Component data from apps and pages:
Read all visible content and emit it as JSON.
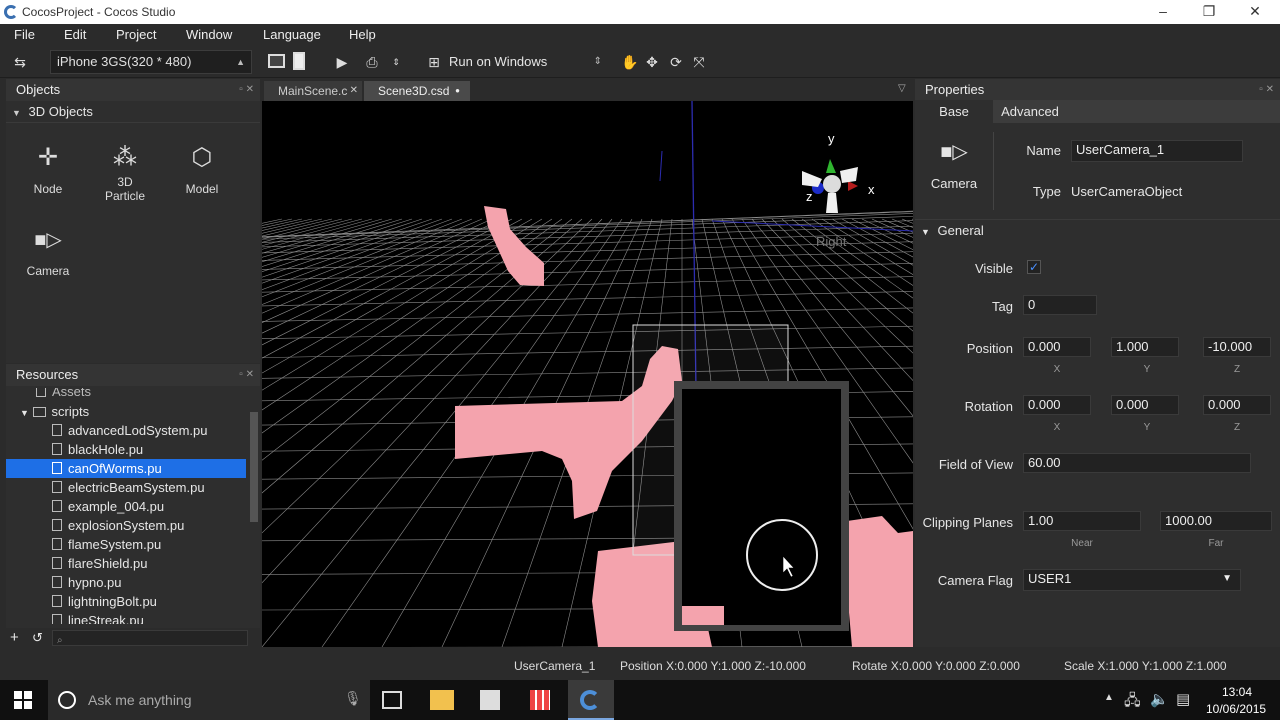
{
  "window": {
    "title": "CocosProject - Cocos Studio",
    "minimize": "–",
    "maximize": "❐",
    "close": "✕"
  },
  "menu": [
    "File",
    "Edit",
    "Project",
    "Window",
    "Language",
    "Help"
  ],
  "toolbar": {
    "device": "iPhone 3GS(320 * 480)",
    "run_target": "Run on Windows"
  },
  "objects_panel": {
    "title": "Objects",
    "section": "3D Objects",
    "items": [
      {
        "label": "Node",
        "icon": "node-icon"
      },
      {
        "label": "3D Particle",
        "label1": "3D",
        "label2": "Particle",
        "icon": "particle-icon"
      },
      {
        "label": "Model",
        "icon": "model-icon"
      },
      {
        "label": "Camera",
        "icon": "camera-icon"
      }
    ]
  },
  "resources_panel": {
    "title": "Resources",
    "partial_top": "Assets",
    "folder": "scripts",
    "files": [
      "advancedLodSystem.pu",
      "blackHole.pu",
      "canOfWorms.pu",
      "electricBeamSystem.pu",
      "example_004.pu",
      "explosionSystem.pu",
      "flameSystem.pu",
      "flareShield.pu",
      "hypno.pu",
      "lightningBolt.pu",
      "lineStreak.pu"
    ],
    "selected": "canOfWorms.pu",
    "add": "+",
    "refresh": "↺"
  },
  "editor": {
    "tabs": [
      {
        "label": "MainScene.c",
        "active": false
      },
      {
        "label": "Scene3D.csd",
        "active": true
      }
    ],
    "gizmo": {
      "x": "x",
      "y": "y",
      "z": "z",
      "view": "Right"
    }
  },
  "properties": {
    "title": "Properties",
    "tabs": [
      "Base",
      "Advanced"
    ],
    "icon_label": "Camera",
    "name_label": "Name",
    "name_value": "UserCamera_1",
    "type_label": "Type",
    "type_value": "UserCameraObject",
    "section": "General",
    "visible_label": "Visible",
    "visible": true,
    "tag_label": "Tag",
    "tag_value": "0",
    "position_label": "Position",
    "position": [
      "0.000",
      "1.000",
      "-10.000"
    ],
    "rotation_label": "Rotation",
    "rotation": [
      "0.000",
      "0.000",
      "0.000"
    ],
    "axes": [
      "X",
      "Y",
      "Z"
    ],
    "fov_label": "Field of View",
    "fov": "60.00",
    "clip_label": "Clipping Planes",
    "near": "1.00",
    "far": "1000.00",
    "near_label": "Near",
    "far_label": "Far",
    "flag_label": "Camera Flag",
    "flag": "USER1"
  },
  "status": {
    "name": "UserCamera_1",
    "position": "Position X:0.000   Y:1.000   Z:-10.000",
    "rotate": "Rotate X:0.000   Y:0.000   Z:0.000",
    "scale": "Scale X:1.000   Y:1.000   Z:1.000"
  },
  "taskbar": {
    "search": "Ask me anything",
    "time": "13:04",
    "date": "10/06/2015"
  },
  "colors": {
    "selection": "#1e6fe6",
    "particle": "#f4a3ad",
    "accent": "#3a6fb0"
  }
}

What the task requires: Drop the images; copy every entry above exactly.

Finished exercise:
Read all visible content and emit it as JSON.
{
  "window": {
    "title": "CocosProject - Cocos Studio",
    "minimize": "–",
    "maximize": "❐",
    "close": "✕"
  },
  "menu": [
    "File",
    "Edit",
    "Project",
    "Window",
    "Language",
    "Help"
  ],
  "toolbar": {
    "device": "iPhone 3GS(320 * 480)",
    "run_target": "Run on Windows"
  },
  "objects_panel": {
    "title": "Objects",
    "section": "3D Objects",
    "items": [
      {
        "label": "Node",
        "icon": "node-icon"
      },
      {
        "label": "3D Particle",
        "label1": "3D",
        "label2": "Particle",
        "icon": "particle-icon"
      },
      {
        "label": "Model",
        "icon": "model-icon"
      },
      {
        "label": "Camera",
        "icon": "camera-icon"
      }
    ]
  },
  "resources_panel": {
    "title": "Resources",
    "partial_top": "Assets",
    "folder": "scripts",
    "files": [
      "advancedLodSystem.pu",
      "blackHole.pu",
      "canOfWorms.pu",
      "electricBeamSystem.pu",
      "example_004.pu",
      "explosionSystem.pu",
      "flameSystem.pu",
      "flareShield.pu",
      "hypno.pu",
      "lightningBolt.pu",
      "lineStreak.pu"
    ],
    "selected": "canOfWorms.pu",
    "add": "+",
    "refresh": "↺"
  },
  "editor": {
    "tabs": [
      {
        "label": "MainScene.c",
        "active": false
      },
      {
        "label": "Scene3D.csd",
        "active": true
      }
    ],
    "gizmo": {
      "x": "x",
      "y": "y",
      "z": "z",
      "view": "Right"
    }
  },
  "properties": {
    "title": "Properties",
    "tabs": [
      "Base",
      "Advanced"
    ],
    "icon_label": "Camera",
    "name_label": "Name",
    "name_value": "UserCamera_1",
    "type_label": "Type",
    "type_value": "UserCameraObject",
    "section": "General",
    "visible_label": "Visible",
    "visible": true,
    "tag_label": "Tag",
    "tag_value": "0",
    "position_label": "Position",
    "position": [
      "0.000",
      "1.000",
      "-10.000"
    ],
    "rotation_label": "Rotation",
    "rotation": [
      "0.000",
      "0.000",
      "0.000"
    ],
    "axes": [
      "X",
      "Y",
      "Z"
    ],
    "fov_label": "Field of View",
    "fov": "60.00",
    "clip_label": "Clipping Planes",
    "near": "1.00",
    "far": "1000.00",
    "near_label": "Near",
    "far_label": "Far",
    "flag_label": "Camera Flag",
    "flag": "USER1"
  },
  "status": {
    "name": "UserCamera_1",
    "position": "Position X:0.000   Y:1.000   Z:-10.000",
    "rotate": "Rotate X:0.000   Y:0.000   Z:0.000",
    "scale": "Scale X:1.000   Y:1.000   Z:1.000"
  },
  "taskbar": {
    "search": "Ask me anything",
    "time": "13:04",
    "date": "10/06/2015"
  },
  "colors": {
    "selection": "#1e6fe6",
    "particle": "#f4a3ad",
    "accent": "#3a6fb0"
  }
}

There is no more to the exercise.